FIND YOUR VISION
Climbing and photography take time and effort to master and maintain. The best climbing photographers are passionate about climbing and don’t forget why
they love to photograph it. Being inspired will go a long way toward making you an outstanding photographer, but you also need to know why you are
taking photos in the first place. What is it you want to achieve, and why? If you were to shoot for 10 years, what would your “body of work” look like?
Would your photos be unique? Answering these questions will help you find your vision, which is the fundamental step toward improving your photography.
I mean, really understand it. This is more complicated than thinking the best light is always in the morning or evening and blue sky is best (it often
isn’t). The time of day, time of year and cloud cover are factors that determine the direction, intensity, quality and color of light. Understanding
light will help maximize whatever light is available, and help you anticipate how the light will change. It will also help you decide if you need artificial
light, and, if so, how best to use it.
HOMEWORK AND PREPARATION
Many shots will work out better if you know the area, the climb, the conditions and the light beforehand. Think ahead about the best angle and position.
Consider rappelling and taking some test shots, and work through the lens choices and compositions. Get into position early so you are ready to catch
the action. If you set up well enough in advance, and discover that another position might be better, which happens, you may still have enough time
to relocate. Finally, be prepared to scrap your plans and be spontaneous. Seize an opportunity should it arise.
POSITION, POSITION, POSITION
This is everything in climbing photography, and you don’t have to “epic” to get in position—some of my best shots were taken from the ground, a ledge
or the cliff top. Work the angles, which really just means considering all options including the distance you are from the climber and the size he
will be in the frame.
One of the fundamental challenges in climbing photography is getting a good angle on the action and the climb. Often, if you can get farther out from the
cliff you will improve the perspective. But getting farther out presents a problem. Greg Epperson has his famous stilts as a solution. Years ago I
built an aluminum A-frame structure, which I called the “photo frame.” That enabled me to get 20 feet out from the cliff, but it was cumbersome, took
ages to set up and was fixed to one position, so I didn’t use it much. Lately I’ve rigged a camera to a 25-foot-long pole. A video feed from the camera
lets me see the composition on a little monitor, and I use a remote trigger to fire the shutter. This is a versatile, adjustable and lightweight solution
that I can easily travel with, but not all solutions have to be elaborate.
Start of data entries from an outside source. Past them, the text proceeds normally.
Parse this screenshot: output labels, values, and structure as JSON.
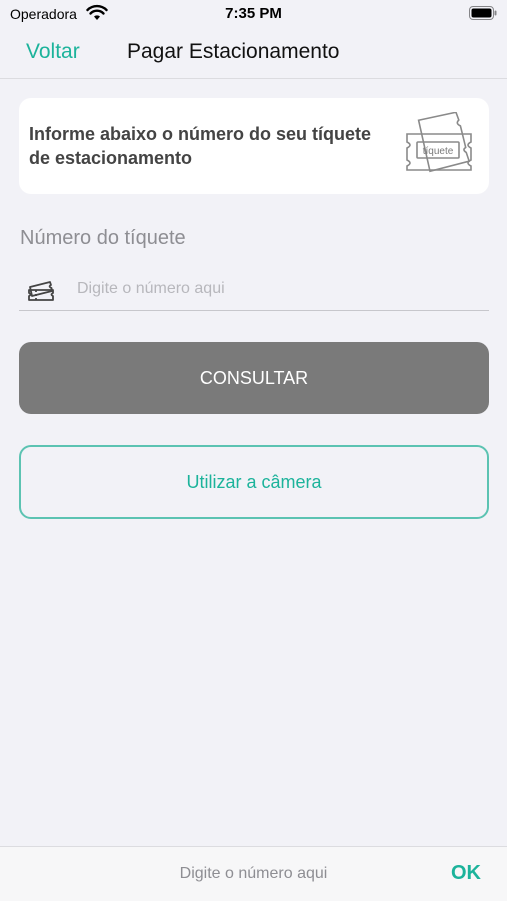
{
  "status_bar": {
    "carrier": "Operadora",
    "time": "7:35 PM"
  },
  "nav": {
    "back_label": "Voltar",
    "title": "Pagar Estacionamento"
  },
  "info_card": {
    "text": "Informe abaixo o número do seu tíquete de estacionamento",
    "illustration_label": "tíquete"
  },
  "ticket_field": {
    "label": "Número do tíquete",
    "placeholder": "Digite o número aqui",
    "value": ""
  },
  "buttons": {
    "consult": "CONSULTAR",
    "camera": "Utilizar a câmera"
  },
  "keyboard_accessory": {
    "placeholder": "Digite o número aqui",
    "ok": "OK"
  },
  "colors": {
    "accent": "#1cb39b",
    "button_gray": "#7a7a7a",
    "background": "#f2f2f7"
  },
  "icons": {
    "wifi": "wifi-icon",
    "battery": "battery-icon",
    "ticket_field": "ticket-icon",
    "card": "ticket-illustration-icon"
  }
}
In some situations you can tie the end of your fixed rope to a tree at the
cliff base and tension out, or string the rope between two cliffs.
There are no hard and fast rules of composition, but here are some considerations. Backgrounds can make or break a shot. Use a telephoto lens and camera
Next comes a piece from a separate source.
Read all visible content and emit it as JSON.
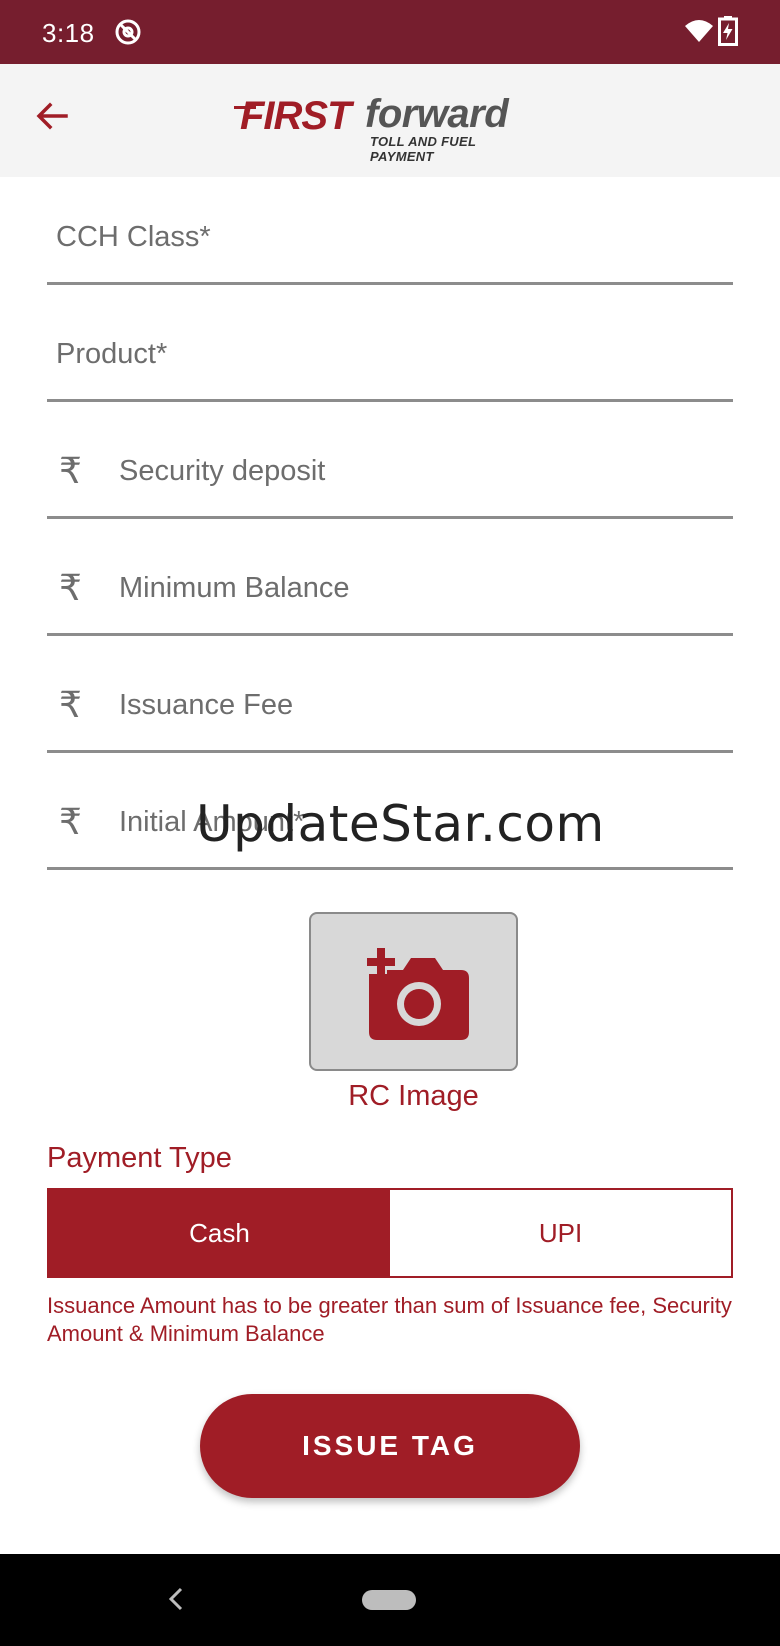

angle to simplify a cluttered, distracting background. A narrow depth of field (wide aperture) makes the subject “pop” from a nice out-of-focus background
of colors, textures and shapes. Or perhaps go wide, wide, wide and show the grand vista and amazing situation that the climber is in. Keep horizons
straight; even a slightly crooked horizon will look wrong. Don’t tilt the camera to make the cliff look steeper than it is; quickdraws hanging the
wrong way will give it away. Remember the “Rule of Thirds.” Divide your image into thirds, and place your subject off the vertical or horizontal center.
And here’s a big tip: think about what is unusual or unique about the climb, setting or situation and find ways to emphasize that; it’ll help your
image stand out from the crowd.
This is obviously critical, but you must constantly remind yourself. Bringing photography into the mix means there is simply more to go wrong, and you’ll
get in situations such as scrambling unroped around cliff tops and across ledges, often with loads of equipment. Rockfall is another major concern
both for you and the climbers—it’s too easy to knock rocks off the cliff top or for a fixed rope to brush flakes off the wall. As a photographer
you should be especially aware of the safety of the climbers you are shooting. Some people get excited about being photographed, and push the envelope
more than they might otherwise. Be prudent about what you ask or encourage any climber to do. No photo is worth dying for, and you have a moral responsibility
to keep your subjects safe.
IMPROVE YOUR CLIMBING SKILLS
Becoming a better climber will make you safer and more productive. I don’t mean you need to climb harder. Instead, improve your rope work, rigging skills
and increase your understanding of what’s going on. These are not skills learned in a gym, but ones that require time on the rock and ice. Do stacks
of trad and multi-pitch climbs.
For ropes, I much prefer to fix a static cord, which stretches less, making it easier to jumar and more resistant to cutting than a dynamic rope. Even
with a static, I use lots of rope protectors and re-belay (tie off) my rope below sharp sections. Rig your ascenders so they are dialed in and fast
to use: During a shoot you may need to sprint to a new position higher up the rope. Every second it takes for you to get in position can mean a missed
shot. Using a chest harness (in addition to a sit harness) will transform your photography. A chest harness not only makes hanging on a rope more comfortable,
but enables you to lean way out for a better perspective and hold that position for a long time. This gives you a better angle, and being comfortable
lets you concentrate on operating the camera and precisely framing your shots.